Let them at least learn what is the religion they attack, before attacking it. If this religion boasted of having a clear view of God, and of possessing it open and unveiled, it would be attacking it to say that we see nothing in the world which shows it with this clearness. But since, on the contrary, it says that men are in darkness and estranged from God, that He has hidden Himself from their knowledge, that this is in fact the name which He gives Himself in the Scriptures, D e u s  a b s c o n d i t u s [Isaiah 45:15, a God who hides Himself] – what advantage can they obtain, when, in the negligence with which they make profession of being in search of the truth, they cry out that nothing reveals it to them?

Blaise Pascal – Pensées

The Cult of Work

A strange mania governs the working class of all countries in which capitalist civilization rules, a mania that results in the individual and collective misery that prevails in modern society. This is the love of work, the furious mania for work, extending to the exhaustion of the individual and his descendants. The parsons, the political economists, and the moralists, instead of contending against this mental aberration, have canonized work. In capitalist society, work is the cause of mental deterioration and physical deformity. Contemplate the wild savage, before missionaries of commerce and the traveling salesman for articles of faith have yet corrupted him with Christianity, syphilis, and the dogma of work, and then compare our strained machine slaves with him.

If we wish to find a trace of the primitive beauty of man in our civilized Europe, it is necessary to go to the nations in which politico-economic prejudice has not yet eradicated the hatred of work. To the Spaniard, in whom the primitive animal has not yet been killed, work is the worst slavery. The Greeks also, during the period of their greatest bloom, had but disdain for work; the slave alone was permitted to labor, the free man knew but physical exercise and play of the intellect. Jehova, the Old Testament God of the Jews, sets his worshipers the most sublime example: after six days’ work, he rests for all eternity.

When the employees shall have thoroughly liberated themselves from the vice that governs them and degrades their nature, it is not to demand the famous Rights of Man which are but the rights of capitalist exploitation, not to proclaim the Right to Work which is only the right to misery, but to forge an iron law forbidding every one to work more than three hours a day. But how can a manly decision be expected from a proletariat corrupted by capitalist morals!
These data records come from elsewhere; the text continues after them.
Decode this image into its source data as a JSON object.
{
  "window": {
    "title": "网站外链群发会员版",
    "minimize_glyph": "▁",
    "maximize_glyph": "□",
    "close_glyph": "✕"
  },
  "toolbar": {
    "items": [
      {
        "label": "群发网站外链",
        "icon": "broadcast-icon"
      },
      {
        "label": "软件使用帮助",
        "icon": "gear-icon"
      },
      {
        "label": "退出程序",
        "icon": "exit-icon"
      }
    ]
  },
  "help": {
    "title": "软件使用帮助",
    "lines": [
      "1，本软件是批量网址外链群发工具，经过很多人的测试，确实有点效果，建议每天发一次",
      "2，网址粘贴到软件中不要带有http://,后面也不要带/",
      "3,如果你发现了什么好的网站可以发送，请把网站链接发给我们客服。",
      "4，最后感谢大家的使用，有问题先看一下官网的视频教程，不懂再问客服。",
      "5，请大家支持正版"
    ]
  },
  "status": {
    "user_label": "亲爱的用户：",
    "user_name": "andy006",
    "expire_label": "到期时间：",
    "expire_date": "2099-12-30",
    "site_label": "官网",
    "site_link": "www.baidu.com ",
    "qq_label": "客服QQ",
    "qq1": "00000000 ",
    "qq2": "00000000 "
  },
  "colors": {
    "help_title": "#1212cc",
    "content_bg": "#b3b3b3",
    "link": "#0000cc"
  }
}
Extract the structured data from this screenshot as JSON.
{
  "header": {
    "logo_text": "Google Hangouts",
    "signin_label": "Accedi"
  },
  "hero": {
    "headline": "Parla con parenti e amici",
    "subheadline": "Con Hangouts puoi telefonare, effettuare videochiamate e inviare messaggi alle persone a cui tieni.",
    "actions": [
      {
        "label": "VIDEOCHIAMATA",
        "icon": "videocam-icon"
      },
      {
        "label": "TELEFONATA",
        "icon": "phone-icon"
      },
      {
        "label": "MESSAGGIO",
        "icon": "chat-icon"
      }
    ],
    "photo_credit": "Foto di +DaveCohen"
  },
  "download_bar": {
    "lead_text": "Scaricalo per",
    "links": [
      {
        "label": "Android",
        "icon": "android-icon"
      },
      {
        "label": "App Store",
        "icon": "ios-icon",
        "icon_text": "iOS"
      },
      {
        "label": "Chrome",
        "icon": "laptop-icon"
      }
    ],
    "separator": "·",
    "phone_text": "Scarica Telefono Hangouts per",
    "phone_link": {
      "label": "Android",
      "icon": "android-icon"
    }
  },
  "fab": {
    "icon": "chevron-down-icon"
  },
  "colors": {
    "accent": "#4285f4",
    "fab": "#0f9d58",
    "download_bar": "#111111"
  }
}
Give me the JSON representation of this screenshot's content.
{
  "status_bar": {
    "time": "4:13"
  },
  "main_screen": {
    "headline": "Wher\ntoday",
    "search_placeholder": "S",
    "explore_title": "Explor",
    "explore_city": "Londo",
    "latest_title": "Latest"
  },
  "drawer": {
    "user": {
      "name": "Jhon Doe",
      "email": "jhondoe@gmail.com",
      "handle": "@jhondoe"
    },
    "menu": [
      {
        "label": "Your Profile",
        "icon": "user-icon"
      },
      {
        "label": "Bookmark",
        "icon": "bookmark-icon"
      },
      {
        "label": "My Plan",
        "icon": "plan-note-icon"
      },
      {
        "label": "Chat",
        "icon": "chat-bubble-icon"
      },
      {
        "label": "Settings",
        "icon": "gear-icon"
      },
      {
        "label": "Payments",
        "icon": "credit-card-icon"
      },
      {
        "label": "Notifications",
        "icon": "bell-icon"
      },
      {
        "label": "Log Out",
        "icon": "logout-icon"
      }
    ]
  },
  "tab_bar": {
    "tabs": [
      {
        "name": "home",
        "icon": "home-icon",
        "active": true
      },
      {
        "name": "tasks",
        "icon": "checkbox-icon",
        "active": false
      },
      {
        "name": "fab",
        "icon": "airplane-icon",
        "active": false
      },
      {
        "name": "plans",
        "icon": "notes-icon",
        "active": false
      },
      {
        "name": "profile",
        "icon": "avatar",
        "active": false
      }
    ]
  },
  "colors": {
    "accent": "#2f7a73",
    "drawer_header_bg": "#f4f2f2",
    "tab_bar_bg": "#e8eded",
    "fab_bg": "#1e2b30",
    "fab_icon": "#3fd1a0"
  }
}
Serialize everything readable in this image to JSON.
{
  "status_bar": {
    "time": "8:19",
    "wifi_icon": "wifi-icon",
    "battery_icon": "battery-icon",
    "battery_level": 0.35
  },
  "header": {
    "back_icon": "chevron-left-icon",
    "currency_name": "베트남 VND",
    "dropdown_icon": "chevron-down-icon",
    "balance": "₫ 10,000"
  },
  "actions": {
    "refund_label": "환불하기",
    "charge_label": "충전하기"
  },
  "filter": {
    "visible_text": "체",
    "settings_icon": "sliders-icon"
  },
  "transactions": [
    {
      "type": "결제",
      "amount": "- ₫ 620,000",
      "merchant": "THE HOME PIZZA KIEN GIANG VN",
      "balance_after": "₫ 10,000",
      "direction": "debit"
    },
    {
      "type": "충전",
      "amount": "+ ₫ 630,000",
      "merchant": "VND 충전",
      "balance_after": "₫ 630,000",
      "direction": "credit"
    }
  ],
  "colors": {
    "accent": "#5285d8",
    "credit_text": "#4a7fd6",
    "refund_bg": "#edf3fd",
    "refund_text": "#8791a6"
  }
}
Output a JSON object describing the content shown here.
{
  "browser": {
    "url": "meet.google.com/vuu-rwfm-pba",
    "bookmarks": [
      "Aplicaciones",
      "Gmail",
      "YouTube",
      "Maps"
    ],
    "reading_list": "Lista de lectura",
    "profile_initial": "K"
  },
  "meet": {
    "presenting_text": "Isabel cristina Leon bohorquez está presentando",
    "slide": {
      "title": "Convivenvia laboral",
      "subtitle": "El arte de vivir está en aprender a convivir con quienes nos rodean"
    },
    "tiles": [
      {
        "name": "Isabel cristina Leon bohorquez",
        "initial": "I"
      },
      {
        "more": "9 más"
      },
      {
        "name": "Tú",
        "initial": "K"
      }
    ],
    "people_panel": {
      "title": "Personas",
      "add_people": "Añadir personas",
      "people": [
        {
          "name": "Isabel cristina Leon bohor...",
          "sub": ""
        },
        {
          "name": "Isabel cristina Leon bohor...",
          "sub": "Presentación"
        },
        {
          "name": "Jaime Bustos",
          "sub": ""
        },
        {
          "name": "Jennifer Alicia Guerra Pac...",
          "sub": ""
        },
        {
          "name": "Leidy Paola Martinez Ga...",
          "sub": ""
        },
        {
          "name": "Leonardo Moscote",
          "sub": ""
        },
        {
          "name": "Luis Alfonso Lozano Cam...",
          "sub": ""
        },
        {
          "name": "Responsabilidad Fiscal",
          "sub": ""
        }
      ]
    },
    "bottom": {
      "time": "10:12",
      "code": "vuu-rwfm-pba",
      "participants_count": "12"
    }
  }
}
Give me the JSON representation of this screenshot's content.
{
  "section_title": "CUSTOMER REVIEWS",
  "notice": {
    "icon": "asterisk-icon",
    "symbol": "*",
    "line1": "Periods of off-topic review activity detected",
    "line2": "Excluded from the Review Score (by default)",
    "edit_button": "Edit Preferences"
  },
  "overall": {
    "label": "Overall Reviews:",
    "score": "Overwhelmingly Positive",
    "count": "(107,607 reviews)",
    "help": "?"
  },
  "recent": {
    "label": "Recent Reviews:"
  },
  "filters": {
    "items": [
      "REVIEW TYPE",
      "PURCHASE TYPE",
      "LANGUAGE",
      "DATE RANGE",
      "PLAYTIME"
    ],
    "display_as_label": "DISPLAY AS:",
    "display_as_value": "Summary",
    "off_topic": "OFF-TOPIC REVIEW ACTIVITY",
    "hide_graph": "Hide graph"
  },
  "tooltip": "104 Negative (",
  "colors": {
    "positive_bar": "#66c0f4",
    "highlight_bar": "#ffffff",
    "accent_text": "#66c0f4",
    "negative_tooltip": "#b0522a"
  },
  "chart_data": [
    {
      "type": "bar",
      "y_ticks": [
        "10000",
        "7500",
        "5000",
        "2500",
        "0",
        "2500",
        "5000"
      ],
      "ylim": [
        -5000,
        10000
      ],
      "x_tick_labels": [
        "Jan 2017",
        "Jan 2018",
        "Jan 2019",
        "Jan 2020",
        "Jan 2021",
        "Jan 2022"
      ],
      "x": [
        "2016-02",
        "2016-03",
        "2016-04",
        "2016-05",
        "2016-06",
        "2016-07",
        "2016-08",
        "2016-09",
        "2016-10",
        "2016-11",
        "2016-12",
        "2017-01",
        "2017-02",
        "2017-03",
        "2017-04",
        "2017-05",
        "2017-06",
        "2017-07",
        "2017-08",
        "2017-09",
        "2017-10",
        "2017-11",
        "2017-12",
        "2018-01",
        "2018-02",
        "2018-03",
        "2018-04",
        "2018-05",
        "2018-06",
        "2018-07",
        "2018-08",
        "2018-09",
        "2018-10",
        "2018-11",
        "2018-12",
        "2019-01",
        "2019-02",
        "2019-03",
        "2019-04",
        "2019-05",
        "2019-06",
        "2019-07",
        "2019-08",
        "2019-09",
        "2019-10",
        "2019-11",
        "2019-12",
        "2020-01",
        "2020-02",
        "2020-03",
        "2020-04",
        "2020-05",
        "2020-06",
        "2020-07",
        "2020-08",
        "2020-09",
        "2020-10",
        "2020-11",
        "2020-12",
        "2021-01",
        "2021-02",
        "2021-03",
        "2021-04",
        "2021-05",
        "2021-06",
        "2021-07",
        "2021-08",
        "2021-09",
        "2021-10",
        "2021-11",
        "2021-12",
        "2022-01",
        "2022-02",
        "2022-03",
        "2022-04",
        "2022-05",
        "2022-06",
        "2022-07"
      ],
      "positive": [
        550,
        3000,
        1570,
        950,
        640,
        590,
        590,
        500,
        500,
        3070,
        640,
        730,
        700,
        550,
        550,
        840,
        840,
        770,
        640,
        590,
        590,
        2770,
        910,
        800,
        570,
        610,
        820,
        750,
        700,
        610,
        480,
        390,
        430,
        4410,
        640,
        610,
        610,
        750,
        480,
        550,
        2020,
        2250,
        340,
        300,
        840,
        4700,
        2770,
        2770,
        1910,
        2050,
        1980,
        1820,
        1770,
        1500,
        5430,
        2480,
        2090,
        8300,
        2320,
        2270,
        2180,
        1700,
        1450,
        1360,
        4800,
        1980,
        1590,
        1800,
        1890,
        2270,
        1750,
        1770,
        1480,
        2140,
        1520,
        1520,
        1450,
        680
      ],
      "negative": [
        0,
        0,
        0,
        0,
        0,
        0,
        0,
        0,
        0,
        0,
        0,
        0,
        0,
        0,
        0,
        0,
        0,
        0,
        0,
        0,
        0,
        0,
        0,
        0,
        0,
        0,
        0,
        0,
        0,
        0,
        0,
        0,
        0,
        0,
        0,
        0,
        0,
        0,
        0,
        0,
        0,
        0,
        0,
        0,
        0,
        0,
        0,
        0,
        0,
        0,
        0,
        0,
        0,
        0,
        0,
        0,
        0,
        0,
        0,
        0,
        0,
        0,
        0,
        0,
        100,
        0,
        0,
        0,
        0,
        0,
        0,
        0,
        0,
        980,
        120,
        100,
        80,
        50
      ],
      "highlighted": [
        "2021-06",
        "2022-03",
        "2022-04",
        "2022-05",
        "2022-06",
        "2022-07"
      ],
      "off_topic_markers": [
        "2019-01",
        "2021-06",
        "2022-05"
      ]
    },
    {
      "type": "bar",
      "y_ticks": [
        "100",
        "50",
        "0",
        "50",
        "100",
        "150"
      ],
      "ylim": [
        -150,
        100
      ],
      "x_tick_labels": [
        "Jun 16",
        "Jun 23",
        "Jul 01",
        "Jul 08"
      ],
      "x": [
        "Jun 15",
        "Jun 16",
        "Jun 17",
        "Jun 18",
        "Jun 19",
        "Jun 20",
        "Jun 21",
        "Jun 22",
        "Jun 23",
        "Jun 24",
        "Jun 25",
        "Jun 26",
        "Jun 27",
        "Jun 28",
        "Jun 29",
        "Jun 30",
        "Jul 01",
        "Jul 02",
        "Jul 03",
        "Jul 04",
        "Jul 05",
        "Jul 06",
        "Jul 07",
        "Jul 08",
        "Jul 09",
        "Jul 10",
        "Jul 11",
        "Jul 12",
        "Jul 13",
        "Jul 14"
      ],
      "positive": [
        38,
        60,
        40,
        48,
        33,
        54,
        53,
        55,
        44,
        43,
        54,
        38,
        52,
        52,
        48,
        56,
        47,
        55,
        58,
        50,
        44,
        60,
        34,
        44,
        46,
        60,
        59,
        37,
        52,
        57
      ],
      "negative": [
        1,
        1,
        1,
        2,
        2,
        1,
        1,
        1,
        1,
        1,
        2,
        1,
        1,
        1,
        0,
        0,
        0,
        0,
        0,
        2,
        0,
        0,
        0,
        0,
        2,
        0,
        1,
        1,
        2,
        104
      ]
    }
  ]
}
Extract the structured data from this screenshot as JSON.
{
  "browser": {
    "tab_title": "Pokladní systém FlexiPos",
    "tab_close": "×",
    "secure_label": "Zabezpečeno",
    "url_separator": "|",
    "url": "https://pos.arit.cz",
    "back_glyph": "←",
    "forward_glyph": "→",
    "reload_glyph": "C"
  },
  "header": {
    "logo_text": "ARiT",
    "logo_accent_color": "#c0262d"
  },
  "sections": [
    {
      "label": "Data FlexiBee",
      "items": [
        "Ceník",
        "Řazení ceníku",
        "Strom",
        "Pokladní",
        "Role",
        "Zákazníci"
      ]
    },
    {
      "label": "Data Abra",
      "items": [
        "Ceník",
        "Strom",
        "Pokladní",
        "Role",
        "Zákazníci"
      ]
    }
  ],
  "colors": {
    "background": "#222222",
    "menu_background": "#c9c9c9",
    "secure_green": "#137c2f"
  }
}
Like Christ, the embodied suffering of the slavery of ancient times, our proletariat, men, women and children, for a century has climbed the rough Mount Calvary of suffering.

O, Laziness, have thou mercy upon this eternal misery! O, Laziness, mother of the arts and the noble virtues, be thou balsam for the pains of mankind!

Paul Lafargue – The Right To Be Lazy